App and web page records:
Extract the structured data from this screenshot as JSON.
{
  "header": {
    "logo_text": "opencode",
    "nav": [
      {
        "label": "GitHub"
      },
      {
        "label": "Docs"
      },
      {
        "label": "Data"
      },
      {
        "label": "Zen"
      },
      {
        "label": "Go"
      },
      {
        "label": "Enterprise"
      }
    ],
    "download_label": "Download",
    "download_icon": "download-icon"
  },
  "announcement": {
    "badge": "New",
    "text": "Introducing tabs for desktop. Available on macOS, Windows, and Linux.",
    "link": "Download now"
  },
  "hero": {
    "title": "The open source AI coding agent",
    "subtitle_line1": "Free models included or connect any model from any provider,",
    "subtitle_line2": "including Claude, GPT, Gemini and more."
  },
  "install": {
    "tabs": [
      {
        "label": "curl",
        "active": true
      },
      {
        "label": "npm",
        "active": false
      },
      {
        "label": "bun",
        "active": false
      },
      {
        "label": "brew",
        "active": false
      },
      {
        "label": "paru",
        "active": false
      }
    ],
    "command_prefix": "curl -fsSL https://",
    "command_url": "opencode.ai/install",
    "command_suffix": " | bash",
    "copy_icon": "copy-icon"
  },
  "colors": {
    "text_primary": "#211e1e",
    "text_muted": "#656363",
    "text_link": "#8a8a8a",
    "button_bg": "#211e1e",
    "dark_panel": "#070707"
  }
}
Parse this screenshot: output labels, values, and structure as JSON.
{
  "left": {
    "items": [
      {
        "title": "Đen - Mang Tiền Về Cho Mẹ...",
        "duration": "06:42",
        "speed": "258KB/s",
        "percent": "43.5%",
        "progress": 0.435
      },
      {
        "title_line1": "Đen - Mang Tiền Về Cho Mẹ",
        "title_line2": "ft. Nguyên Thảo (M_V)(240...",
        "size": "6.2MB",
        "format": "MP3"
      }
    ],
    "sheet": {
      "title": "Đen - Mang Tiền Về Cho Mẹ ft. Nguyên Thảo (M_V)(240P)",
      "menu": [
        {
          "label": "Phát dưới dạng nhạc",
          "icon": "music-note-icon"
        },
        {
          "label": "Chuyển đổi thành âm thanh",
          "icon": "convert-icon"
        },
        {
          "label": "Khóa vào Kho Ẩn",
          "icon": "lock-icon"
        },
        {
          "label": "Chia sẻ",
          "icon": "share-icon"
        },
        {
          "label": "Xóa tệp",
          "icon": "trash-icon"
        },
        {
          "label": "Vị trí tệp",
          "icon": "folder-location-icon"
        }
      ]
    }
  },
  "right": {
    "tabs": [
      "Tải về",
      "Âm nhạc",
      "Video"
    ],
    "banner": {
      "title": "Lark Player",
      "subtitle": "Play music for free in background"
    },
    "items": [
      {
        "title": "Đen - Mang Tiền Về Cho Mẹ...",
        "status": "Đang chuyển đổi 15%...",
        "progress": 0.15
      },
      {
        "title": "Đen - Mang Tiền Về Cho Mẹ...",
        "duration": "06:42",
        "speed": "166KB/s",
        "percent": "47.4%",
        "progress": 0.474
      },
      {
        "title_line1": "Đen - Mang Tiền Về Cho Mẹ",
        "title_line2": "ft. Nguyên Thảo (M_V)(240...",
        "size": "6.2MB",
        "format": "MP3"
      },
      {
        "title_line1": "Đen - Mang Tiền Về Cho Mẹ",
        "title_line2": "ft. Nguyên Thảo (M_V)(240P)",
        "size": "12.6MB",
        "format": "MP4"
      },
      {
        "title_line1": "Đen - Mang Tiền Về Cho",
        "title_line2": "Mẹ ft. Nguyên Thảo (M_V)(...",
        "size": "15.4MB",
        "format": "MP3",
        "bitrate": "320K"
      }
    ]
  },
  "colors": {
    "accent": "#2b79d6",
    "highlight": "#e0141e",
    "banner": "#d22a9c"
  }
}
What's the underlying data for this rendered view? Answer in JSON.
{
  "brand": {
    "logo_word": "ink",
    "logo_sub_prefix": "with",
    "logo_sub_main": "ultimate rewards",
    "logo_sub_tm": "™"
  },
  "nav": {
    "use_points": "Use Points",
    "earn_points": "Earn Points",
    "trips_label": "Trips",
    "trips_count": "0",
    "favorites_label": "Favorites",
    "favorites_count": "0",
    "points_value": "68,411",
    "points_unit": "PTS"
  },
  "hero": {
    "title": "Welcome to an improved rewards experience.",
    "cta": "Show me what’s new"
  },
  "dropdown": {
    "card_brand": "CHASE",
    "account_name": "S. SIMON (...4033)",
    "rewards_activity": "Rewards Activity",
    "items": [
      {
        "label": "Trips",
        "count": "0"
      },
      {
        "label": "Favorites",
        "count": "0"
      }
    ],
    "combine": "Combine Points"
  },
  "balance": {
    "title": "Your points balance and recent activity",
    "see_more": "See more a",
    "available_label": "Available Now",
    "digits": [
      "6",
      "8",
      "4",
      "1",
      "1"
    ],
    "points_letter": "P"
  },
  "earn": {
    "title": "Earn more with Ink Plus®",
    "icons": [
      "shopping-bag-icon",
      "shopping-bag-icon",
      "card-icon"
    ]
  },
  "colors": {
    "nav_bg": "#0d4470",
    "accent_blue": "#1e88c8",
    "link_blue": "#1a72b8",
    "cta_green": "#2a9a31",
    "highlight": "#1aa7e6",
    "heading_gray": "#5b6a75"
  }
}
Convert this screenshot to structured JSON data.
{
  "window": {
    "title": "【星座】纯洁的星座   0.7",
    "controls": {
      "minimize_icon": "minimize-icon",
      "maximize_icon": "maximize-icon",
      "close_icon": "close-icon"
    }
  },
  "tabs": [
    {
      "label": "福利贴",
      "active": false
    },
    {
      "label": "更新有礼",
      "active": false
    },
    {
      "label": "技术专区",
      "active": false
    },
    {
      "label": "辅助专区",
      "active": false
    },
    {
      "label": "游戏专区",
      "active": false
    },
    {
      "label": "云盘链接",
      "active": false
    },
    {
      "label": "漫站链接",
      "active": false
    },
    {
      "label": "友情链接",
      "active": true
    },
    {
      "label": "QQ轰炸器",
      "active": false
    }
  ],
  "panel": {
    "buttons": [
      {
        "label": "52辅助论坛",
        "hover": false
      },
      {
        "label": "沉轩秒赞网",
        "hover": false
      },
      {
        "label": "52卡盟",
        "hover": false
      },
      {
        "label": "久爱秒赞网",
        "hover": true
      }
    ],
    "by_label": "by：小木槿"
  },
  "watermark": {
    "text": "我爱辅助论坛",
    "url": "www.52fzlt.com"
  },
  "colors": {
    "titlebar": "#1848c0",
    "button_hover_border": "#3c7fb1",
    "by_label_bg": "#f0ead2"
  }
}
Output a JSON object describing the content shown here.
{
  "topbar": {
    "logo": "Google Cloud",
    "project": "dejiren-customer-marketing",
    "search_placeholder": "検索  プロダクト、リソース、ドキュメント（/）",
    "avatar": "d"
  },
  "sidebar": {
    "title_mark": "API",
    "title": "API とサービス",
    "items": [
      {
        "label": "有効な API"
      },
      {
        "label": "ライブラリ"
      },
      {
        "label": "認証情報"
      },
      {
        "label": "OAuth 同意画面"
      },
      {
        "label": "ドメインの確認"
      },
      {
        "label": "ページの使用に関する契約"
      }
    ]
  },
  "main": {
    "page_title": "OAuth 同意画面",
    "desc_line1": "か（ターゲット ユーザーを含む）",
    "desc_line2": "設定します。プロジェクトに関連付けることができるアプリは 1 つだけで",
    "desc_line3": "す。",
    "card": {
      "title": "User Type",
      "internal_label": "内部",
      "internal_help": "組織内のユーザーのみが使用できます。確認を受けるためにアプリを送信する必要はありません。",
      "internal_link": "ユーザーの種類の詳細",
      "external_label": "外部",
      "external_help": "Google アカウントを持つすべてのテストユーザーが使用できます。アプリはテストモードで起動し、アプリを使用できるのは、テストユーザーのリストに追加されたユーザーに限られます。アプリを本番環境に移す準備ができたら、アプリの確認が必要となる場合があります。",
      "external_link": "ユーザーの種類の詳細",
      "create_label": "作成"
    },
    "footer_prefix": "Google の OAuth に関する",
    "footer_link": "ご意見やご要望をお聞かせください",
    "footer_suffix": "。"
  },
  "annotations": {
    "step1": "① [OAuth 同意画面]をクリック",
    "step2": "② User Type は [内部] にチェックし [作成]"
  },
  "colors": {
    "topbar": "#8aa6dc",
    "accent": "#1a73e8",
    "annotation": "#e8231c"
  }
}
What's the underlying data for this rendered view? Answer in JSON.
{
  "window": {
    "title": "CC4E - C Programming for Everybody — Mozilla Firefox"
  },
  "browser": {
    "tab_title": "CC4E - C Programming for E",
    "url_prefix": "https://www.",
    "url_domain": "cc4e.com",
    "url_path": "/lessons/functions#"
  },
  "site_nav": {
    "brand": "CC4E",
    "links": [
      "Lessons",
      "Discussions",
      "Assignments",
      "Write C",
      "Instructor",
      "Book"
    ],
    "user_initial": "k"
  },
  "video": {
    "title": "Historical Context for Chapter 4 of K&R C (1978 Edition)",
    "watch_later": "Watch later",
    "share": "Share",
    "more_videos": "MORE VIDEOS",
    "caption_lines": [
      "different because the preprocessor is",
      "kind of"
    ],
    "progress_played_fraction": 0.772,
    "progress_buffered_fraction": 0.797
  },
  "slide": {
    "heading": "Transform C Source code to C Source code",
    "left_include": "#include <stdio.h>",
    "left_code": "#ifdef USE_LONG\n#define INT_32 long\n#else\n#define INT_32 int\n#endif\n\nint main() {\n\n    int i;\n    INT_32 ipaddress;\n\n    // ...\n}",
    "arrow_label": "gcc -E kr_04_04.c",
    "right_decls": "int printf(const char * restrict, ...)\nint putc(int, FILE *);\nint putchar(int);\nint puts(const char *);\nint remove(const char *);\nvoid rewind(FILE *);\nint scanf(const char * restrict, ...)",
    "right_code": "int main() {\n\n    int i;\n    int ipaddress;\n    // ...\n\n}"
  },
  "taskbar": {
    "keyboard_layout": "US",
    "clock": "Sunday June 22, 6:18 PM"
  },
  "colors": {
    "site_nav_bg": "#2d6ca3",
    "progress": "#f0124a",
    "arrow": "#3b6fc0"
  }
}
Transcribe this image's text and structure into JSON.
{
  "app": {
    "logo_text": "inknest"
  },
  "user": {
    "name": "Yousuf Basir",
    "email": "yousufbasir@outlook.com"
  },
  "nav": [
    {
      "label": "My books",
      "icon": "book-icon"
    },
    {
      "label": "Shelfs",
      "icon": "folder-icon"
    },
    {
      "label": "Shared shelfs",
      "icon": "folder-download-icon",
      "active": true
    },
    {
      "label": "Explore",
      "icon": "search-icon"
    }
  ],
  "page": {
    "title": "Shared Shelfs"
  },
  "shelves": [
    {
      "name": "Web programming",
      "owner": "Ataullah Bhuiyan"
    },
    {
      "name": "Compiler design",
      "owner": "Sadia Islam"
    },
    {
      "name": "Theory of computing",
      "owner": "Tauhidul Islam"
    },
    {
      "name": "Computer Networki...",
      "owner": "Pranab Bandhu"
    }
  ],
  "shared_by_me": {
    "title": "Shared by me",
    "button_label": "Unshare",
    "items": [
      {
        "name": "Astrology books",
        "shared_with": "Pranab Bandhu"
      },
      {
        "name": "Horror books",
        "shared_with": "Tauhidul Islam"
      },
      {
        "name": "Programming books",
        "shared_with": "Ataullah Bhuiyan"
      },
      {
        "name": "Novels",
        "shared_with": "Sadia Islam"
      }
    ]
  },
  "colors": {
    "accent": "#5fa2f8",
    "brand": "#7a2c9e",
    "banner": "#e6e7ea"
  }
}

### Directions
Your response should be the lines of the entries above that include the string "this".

### Completed task
Extract the structured data from this screenshot as JSON.
Parse this screenshot: output labels, values, and structure as JSON.
What's the underlying data for this rendered view? Answer in JSON.
Convert this screenshot to structured JSON data.
What's the underlying data for this rendered view? Answer in JSON.
Transcribe this image's text and structure into JSON.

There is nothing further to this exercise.